63 percent of children with autism
have been bullied; © Petra Barz/
The Interactive Autism Network (IAN) of the Kennedy Krieger Institute reports preliminary results of the first national survey to examine the impact of bullying on children with autism spectrum disorders (ASD).
The results show that 63 percent of children with ASD have been bullied at some point in their lives. These children, who are sometimes intentionally "triggered" into meltdowns or aggressive outbursts by peers, are bullied three times more frequently than their siblings who do not have ASD.
"These survey results show the urgent need to increase awareness, influence school policies and provide families and children with effective strategies for dealing with bullying," said Paul Law, director of the IAN Project. "We hope that this research will aid efforts to combat bullying by helping parents, policymakers and educators understand the extent of this problem in the autism community and be prepared to intervene."
Nearly 1,200 parents of children with ASD completed the survey. Findings show that these children (ages 6 to 15 years) are especially vulnerable to bullying, and point to a number of risk factors.
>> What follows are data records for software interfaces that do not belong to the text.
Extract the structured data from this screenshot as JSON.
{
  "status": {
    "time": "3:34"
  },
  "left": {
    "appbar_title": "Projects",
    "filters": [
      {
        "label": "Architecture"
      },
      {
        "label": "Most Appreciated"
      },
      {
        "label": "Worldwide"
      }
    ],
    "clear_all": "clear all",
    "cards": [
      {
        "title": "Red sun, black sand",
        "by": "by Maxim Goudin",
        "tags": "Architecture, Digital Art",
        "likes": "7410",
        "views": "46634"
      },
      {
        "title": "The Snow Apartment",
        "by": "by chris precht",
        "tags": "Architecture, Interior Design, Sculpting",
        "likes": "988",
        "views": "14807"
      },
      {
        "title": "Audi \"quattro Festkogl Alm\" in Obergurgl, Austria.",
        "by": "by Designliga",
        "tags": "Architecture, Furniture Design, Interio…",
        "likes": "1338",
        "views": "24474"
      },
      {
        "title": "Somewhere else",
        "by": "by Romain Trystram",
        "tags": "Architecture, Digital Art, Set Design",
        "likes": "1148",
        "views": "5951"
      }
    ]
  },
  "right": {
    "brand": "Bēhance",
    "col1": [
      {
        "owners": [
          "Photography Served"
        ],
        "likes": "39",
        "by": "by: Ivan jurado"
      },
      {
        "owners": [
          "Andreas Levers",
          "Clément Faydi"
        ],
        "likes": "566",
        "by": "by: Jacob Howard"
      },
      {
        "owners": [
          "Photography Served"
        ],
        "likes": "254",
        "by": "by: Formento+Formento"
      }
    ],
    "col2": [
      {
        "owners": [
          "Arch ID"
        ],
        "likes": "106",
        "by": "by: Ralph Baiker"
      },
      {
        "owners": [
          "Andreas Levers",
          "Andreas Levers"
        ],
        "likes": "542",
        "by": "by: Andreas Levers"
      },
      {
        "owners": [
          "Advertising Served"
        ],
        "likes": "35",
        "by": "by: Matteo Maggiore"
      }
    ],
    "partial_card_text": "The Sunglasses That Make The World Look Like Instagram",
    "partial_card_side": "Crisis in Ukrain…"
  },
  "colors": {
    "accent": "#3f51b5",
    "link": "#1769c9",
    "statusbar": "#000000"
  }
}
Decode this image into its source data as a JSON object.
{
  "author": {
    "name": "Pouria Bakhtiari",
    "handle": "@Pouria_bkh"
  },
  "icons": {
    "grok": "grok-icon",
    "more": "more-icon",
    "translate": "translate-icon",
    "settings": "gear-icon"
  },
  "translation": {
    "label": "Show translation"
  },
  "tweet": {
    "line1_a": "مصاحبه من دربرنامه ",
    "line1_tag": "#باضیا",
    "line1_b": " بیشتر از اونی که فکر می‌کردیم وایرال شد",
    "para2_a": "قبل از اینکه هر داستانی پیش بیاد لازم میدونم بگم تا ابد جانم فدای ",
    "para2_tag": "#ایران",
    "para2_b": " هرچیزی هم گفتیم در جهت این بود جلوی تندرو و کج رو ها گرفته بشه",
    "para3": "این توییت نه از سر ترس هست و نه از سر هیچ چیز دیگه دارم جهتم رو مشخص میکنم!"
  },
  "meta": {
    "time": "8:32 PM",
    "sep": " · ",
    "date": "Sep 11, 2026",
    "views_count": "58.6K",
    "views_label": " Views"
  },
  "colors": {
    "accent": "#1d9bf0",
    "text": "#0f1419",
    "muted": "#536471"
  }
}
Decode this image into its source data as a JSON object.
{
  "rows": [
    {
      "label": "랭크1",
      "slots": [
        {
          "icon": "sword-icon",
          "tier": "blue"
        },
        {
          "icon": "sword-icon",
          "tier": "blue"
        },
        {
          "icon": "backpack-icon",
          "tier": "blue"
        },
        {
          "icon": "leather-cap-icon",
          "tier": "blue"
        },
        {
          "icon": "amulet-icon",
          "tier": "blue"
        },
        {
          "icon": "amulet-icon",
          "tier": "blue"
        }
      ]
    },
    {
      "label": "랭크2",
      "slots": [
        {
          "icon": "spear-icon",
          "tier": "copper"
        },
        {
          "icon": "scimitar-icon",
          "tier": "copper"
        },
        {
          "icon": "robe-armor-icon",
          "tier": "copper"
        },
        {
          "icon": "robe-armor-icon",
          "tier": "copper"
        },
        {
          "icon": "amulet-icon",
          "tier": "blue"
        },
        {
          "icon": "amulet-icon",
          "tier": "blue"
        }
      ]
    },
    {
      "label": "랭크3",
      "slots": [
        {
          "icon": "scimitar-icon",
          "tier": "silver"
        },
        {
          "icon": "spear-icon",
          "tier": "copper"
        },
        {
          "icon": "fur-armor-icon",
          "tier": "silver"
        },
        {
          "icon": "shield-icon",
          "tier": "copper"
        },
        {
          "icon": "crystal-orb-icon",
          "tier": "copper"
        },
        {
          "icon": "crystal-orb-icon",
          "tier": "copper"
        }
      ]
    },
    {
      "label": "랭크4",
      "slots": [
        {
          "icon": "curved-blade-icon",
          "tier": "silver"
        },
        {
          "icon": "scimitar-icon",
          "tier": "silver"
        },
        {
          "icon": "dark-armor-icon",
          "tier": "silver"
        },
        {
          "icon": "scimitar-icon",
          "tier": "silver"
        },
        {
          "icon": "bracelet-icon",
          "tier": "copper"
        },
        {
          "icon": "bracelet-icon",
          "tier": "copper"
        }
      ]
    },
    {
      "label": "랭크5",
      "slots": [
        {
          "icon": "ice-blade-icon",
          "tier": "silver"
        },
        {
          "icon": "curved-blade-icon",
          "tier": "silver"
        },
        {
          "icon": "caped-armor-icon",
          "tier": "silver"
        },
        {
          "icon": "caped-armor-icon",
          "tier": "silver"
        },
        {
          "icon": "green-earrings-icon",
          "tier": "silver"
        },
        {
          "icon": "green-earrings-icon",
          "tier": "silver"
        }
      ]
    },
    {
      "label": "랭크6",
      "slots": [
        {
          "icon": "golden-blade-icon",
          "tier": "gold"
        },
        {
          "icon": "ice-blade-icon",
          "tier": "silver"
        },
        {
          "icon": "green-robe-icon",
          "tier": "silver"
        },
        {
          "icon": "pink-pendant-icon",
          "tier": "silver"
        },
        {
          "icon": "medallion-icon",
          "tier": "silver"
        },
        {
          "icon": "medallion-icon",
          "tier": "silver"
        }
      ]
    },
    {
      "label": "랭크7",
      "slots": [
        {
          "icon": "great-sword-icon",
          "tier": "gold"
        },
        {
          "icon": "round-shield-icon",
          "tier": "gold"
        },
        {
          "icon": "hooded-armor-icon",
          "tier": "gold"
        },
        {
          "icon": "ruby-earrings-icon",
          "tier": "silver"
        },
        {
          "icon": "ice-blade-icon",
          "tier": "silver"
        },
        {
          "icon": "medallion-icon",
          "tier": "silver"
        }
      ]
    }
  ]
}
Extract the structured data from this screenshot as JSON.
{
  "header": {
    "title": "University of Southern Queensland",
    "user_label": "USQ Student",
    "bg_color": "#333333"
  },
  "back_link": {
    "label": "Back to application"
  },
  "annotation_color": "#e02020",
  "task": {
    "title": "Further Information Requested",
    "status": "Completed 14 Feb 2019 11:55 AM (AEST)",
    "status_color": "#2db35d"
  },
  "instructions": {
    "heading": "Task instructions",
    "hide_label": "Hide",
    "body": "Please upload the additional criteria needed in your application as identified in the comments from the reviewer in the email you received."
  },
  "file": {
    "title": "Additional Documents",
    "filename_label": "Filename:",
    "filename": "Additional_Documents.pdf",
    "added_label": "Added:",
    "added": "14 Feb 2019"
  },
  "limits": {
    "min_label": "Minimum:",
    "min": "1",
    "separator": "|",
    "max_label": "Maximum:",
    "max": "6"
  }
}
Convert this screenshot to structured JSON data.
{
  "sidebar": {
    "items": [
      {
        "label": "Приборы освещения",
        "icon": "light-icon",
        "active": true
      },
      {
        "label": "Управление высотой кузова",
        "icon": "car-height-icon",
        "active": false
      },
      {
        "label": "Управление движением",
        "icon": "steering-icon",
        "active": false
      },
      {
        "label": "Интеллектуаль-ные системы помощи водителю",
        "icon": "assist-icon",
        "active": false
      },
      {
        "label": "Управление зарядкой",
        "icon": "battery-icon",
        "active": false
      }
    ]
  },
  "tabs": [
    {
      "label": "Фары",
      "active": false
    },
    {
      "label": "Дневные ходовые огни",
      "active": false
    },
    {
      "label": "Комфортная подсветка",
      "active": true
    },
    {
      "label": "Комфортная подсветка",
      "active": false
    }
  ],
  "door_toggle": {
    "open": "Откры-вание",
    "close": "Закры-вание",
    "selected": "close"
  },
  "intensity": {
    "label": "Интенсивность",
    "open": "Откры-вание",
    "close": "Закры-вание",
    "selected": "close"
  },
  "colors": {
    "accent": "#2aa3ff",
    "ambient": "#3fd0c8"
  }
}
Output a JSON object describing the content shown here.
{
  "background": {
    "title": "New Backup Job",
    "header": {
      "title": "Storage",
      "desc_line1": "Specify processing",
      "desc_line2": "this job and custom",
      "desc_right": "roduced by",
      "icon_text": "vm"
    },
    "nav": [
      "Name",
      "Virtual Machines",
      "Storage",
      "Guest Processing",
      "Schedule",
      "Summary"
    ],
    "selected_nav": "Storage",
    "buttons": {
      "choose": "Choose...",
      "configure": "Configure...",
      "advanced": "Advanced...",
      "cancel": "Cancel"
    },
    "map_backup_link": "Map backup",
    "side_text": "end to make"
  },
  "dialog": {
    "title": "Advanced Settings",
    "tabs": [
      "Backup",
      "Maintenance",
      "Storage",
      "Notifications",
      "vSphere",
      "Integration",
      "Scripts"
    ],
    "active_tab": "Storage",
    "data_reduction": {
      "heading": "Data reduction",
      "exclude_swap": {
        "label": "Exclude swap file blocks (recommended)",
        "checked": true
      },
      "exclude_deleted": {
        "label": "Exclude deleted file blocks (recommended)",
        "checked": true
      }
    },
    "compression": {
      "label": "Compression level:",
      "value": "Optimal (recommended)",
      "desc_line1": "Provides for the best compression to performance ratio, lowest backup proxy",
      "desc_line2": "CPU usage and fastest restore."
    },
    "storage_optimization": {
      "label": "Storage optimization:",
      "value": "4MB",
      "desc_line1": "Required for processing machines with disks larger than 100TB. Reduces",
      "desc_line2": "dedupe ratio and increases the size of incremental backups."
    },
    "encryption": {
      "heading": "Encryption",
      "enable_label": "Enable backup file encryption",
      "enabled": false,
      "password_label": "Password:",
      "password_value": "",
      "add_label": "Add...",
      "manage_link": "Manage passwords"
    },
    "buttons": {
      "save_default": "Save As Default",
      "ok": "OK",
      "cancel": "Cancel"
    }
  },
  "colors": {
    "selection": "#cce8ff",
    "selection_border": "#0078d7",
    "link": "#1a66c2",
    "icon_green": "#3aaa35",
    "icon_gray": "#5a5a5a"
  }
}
While children with ASD are frequently victims, they may also behave as bullies, or at least be viewed as a bully.
• 46 percent of children with ASD have been a victim of bullying only, while 17 percent of children with ASD have been a bully-victim, defined as a child who has been bullied and also bullied others.
• 52 percent of parents indicated that peers taunted their child to intentionally trigger a meltdown or aggressive outburst.
Researchers believe that the deficits in social understanding common in children with ASD may lead to bullying behavior by the child that is different than that displayed by typically developing children. For example, an honest but socially unacceptable remark such as, "You are fat," by the child with ASD may be viewed by others as purposely cruel when it is not. Likewise, a child with ASD who is accidentally bumped into might misinterpret this as intentional, and lash out in a way that looks like bullying.
"Children with ASD are already vulnerable. To experience teasing, taunts, ostracism or other forms of spite may make a child who was already struggling to cope become completely unable to function," said Law. "The issue is complex and we plan to carefully analyze the data and publish peer-reviewed findings that will serve to advance policy and care for individuals with ASD."
REHACARE.de; Source: Kennedy Krieger Institute